--- Records for the exercise ---

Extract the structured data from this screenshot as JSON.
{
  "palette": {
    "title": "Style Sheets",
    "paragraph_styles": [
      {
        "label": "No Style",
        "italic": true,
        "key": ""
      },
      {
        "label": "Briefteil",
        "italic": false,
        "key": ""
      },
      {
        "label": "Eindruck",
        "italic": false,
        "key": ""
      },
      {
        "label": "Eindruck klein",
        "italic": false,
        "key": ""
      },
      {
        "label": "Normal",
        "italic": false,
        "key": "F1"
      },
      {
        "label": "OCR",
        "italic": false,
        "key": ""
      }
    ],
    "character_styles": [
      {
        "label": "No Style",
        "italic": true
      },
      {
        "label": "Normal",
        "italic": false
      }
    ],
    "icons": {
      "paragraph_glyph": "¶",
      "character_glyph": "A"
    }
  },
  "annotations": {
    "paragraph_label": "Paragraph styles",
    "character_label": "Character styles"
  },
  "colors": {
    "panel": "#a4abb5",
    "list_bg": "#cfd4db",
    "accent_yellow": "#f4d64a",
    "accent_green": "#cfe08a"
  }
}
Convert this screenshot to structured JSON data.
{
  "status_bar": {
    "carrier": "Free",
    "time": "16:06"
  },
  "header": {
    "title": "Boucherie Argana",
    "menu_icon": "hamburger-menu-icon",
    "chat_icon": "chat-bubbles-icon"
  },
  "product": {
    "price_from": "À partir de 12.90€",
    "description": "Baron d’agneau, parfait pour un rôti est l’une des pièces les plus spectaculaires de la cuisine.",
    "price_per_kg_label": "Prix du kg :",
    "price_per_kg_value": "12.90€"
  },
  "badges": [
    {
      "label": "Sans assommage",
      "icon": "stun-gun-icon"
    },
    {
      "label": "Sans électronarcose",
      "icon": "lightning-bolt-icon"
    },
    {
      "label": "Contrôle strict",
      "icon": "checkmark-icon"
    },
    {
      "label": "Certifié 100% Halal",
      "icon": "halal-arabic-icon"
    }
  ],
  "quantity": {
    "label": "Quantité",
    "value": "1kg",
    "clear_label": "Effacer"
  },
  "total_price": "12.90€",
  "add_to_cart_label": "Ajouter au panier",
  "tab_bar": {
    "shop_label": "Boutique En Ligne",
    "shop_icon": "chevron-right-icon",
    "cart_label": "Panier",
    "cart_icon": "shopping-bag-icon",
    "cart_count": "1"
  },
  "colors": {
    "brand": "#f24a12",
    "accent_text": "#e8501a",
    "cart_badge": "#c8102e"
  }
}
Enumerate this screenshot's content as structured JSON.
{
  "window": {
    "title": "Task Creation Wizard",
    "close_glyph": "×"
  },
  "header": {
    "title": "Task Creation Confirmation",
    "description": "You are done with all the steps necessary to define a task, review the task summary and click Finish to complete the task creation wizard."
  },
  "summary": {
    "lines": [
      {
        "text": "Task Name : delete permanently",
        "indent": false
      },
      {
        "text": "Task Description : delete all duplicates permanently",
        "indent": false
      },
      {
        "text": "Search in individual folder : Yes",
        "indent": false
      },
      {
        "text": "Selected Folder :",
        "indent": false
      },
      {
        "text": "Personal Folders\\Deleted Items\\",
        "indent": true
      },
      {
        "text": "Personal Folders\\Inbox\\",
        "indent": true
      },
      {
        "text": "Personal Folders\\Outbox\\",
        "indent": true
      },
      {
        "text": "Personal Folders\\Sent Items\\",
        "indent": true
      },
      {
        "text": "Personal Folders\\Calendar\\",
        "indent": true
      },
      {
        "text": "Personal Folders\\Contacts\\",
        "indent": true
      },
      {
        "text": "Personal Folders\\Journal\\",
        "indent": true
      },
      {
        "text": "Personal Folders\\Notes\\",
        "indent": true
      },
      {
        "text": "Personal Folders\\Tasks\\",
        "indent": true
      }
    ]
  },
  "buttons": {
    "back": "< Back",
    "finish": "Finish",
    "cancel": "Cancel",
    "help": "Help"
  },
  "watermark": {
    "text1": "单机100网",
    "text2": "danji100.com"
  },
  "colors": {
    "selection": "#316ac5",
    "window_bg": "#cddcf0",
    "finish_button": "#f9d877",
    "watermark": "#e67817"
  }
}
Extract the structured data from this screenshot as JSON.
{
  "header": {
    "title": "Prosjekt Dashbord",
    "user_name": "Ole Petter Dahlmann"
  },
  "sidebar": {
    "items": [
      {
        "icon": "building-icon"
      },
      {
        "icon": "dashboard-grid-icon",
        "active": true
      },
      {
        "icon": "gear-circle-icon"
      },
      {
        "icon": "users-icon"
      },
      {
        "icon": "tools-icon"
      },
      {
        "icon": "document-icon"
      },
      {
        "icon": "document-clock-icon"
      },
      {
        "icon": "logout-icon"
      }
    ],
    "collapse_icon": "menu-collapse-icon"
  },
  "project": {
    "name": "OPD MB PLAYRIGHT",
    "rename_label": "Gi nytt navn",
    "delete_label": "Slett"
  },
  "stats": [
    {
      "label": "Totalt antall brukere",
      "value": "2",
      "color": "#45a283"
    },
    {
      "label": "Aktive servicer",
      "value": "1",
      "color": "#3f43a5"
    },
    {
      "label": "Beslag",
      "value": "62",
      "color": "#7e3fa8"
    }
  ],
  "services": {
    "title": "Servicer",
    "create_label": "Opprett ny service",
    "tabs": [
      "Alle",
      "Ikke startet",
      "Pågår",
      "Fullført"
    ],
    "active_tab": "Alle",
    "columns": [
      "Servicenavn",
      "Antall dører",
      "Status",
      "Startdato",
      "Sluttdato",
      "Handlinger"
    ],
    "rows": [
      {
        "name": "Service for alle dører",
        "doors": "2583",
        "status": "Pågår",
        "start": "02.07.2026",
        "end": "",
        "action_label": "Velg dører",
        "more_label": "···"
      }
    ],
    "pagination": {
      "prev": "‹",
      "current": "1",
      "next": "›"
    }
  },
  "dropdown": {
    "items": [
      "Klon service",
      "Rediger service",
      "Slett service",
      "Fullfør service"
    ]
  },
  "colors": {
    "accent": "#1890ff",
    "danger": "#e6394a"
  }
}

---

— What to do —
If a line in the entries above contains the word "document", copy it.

— Answer box —
        "icon": "document-icon"
        "icon": "document-clock-icon"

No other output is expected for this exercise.